=== Supplied data ===

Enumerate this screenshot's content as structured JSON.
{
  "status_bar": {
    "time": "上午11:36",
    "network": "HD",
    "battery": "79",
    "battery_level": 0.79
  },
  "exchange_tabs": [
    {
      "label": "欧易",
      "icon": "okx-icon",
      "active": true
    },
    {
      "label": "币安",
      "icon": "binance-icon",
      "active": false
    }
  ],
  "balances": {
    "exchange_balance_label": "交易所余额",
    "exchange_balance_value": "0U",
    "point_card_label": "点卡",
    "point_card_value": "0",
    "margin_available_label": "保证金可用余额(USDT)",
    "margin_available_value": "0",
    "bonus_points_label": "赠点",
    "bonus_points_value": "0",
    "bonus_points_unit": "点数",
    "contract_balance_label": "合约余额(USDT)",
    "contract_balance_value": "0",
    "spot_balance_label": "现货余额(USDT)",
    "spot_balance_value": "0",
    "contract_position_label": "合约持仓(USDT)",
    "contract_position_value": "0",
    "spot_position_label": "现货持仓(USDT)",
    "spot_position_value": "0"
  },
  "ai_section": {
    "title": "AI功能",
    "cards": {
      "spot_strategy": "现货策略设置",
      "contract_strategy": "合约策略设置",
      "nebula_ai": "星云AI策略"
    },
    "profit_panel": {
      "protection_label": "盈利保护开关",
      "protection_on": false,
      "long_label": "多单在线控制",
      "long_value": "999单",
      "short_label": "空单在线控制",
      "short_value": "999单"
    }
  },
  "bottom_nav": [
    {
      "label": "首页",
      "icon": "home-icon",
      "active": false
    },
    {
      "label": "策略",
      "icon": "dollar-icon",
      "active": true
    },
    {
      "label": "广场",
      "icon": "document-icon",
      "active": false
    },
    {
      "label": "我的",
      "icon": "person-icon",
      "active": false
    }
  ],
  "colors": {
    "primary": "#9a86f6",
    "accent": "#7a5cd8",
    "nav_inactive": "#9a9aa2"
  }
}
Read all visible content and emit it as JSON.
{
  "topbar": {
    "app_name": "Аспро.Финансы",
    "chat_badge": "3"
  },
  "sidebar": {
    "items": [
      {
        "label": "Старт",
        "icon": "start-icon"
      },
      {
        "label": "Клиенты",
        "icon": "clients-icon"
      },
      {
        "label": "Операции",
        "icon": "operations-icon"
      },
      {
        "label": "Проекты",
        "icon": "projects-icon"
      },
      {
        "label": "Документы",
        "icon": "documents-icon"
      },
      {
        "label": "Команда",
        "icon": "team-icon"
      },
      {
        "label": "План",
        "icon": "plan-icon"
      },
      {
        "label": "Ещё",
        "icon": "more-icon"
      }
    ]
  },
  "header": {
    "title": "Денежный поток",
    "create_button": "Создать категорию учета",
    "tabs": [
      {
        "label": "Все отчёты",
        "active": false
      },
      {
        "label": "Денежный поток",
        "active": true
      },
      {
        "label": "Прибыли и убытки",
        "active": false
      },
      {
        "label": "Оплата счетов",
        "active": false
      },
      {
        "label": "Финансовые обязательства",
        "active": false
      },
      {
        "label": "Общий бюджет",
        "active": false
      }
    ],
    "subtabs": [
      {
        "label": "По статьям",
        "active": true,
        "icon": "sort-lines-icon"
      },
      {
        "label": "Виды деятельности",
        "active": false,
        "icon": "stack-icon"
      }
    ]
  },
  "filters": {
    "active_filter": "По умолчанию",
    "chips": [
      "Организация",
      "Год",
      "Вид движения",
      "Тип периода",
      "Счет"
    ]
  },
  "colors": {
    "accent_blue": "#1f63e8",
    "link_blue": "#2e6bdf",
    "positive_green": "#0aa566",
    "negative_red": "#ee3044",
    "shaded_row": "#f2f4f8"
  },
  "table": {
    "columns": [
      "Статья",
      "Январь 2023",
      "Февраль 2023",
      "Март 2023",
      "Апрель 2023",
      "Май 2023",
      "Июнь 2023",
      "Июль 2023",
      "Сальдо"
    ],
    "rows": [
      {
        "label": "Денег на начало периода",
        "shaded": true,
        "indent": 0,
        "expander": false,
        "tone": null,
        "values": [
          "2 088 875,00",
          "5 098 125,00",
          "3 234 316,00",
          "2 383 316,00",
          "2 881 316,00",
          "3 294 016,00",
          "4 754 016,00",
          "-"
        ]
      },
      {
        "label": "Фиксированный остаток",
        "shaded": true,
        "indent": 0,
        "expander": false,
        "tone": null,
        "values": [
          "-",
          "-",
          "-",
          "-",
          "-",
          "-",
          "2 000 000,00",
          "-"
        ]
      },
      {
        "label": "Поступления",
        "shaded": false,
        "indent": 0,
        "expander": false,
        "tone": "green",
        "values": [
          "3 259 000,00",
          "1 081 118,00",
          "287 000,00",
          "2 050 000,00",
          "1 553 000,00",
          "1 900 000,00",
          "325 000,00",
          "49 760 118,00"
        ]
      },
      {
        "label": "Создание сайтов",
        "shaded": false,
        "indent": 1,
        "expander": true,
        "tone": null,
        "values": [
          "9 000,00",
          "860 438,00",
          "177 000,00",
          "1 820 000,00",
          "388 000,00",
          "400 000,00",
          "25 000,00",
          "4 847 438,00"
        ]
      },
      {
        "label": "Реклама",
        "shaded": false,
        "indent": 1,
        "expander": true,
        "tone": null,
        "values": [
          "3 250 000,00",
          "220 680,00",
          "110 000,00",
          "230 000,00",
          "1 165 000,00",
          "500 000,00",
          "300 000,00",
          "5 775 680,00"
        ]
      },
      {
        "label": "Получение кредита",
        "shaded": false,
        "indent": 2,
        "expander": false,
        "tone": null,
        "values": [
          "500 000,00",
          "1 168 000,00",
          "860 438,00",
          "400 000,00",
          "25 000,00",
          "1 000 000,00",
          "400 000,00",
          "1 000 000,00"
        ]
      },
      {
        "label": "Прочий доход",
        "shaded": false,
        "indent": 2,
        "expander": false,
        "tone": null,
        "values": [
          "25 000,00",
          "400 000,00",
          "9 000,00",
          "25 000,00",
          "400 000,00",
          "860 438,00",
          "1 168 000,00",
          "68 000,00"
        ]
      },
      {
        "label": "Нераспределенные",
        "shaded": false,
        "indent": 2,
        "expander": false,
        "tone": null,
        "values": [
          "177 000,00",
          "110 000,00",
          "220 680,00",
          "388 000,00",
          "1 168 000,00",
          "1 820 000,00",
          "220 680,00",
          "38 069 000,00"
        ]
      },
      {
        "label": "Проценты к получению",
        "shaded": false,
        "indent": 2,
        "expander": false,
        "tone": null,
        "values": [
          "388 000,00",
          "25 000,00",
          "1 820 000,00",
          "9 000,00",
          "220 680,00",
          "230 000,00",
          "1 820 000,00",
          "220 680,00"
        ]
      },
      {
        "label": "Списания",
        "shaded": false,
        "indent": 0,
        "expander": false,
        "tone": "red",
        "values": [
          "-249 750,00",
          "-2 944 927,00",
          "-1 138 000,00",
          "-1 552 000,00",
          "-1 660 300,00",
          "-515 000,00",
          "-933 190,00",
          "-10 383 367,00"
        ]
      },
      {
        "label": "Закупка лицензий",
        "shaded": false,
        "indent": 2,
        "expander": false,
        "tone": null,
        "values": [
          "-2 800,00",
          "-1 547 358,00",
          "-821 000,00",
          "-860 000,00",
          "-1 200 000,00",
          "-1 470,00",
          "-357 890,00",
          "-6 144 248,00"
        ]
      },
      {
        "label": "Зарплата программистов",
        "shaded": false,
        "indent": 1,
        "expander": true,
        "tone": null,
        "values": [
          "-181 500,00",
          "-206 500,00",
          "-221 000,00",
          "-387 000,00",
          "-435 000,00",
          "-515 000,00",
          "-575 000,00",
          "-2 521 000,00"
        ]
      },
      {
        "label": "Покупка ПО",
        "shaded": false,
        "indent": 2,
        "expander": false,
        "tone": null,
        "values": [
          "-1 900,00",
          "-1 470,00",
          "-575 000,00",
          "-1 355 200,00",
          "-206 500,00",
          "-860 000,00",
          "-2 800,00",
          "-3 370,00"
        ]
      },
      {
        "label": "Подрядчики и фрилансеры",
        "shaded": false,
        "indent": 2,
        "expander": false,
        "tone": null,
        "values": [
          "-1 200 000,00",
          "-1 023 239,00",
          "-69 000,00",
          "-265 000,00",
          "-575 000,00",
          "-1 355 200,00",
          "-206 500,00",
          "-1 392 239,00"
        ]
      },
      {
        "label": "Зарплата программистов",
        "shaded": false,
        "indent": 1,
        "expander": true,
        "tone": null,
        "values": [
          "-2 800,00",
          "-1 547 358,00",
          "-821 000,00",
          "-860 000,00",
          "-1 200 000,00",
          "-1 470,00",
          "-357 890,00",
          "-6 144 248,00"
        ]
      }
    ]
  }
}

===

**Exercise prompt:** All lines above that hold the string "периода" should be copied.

**Solution to this task:**
      "Тип периода",
        "label": "Денег на начало периода",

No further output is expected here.